Time is a more difficult question, but it seems reasonable to call it a sense.
Not all animals perceive time the same way. Humans have a minimum time span of about one twentieth of a second. In other words, the smallest differences in time our conscious mind can interpret is one twentieth of second.
This means that if something in front of us moves one inch to the left, then moves back again all in less than one twentieth of a second, we will not see it move at all.
Interestingly, people will respond to things subconsciously – such as images – that they haven’t seen consciously. This is why we can not see the wing beats of a fly as it flies – because each wing has gone up and down 12 or more times in the time it takes us to see any movement at all.
If this is difficult to understand, think about the cinema.
The film is a long series of still pictures run one after the other very quickly, yet to us it looks like continuous action.

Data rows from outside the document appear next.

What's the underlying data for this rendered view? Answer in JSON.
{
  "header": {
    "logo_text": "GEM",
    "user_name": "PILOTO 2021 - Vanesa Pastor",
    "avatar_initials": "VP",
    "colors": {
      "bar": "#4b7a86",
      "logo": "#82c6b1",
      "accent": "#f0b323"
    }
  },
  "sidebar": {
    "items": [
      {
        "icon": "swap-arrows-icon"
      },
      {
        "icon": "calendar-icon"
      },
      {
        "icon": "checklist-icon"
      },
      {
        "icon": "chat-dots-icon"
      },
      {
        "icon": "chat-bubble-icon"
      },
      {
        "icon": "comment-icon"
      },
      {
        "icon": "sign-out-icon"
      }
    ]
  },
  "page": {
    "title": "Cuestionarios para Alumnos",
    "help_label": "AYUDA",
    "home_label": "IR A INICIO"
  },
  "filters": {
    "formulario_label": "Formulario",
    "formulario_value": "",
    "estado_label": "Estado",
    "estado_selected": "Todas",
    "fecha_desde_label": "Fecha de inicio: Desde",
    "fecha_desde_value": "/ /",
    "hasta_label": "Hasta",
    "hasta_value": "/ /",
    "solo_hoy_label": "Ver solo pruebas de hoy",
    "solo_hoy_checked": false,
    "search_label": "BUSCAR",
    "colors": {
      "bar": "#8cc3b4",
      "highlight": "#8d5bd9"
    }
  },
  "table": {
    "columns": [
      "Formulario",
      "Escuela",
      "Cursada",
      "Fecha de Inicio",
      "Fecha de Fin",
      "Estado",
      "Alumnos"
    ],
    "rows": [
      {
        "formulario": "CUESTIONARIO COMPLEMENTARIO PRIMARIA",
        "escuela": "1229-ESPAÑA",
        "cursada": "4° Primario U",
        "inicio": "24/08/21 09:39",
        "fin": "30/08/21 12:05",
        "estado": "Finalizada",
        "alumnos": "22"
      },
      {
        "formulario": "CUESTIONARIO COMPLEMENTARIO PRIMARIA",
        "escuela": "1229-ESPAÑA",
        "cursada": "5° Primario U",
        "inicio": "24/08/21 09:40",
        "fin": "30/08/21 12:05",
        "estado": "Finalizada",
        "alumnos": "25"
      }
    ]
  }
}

The image at the start of this chapter is another example, it is an animated gif of the phrase ‘Time Flies’. However you cannot read it. This is because though the ‘T’ is there for a whole second every loop, the rest of the letters and the space are only present for 100th of a second supposedly (this is the speed I set it for but the actual time is much slower, something to do with the time it takes the browser to refresh each image).
However, even without knowing exactly how long each image is there, it is easy to see that you don’t pick all the letters up. You tend to get the ‘T’ an ‘m’ and an ‘F’ an ‘e’ and an ‘s’ if your eyesight is good.
Other animals perceive time at different speeds. Birds often can distinguish shorter periods of time than mammals, enabling them to sing songs with two or three times as many notes in them as we actually hear.
Our bodies metabolism is linked to a number of cycles, daily monthly and yearly (daily cycles are called ‘circadian rhythms’) these all involve a certain subconscious awareness of the passage of time.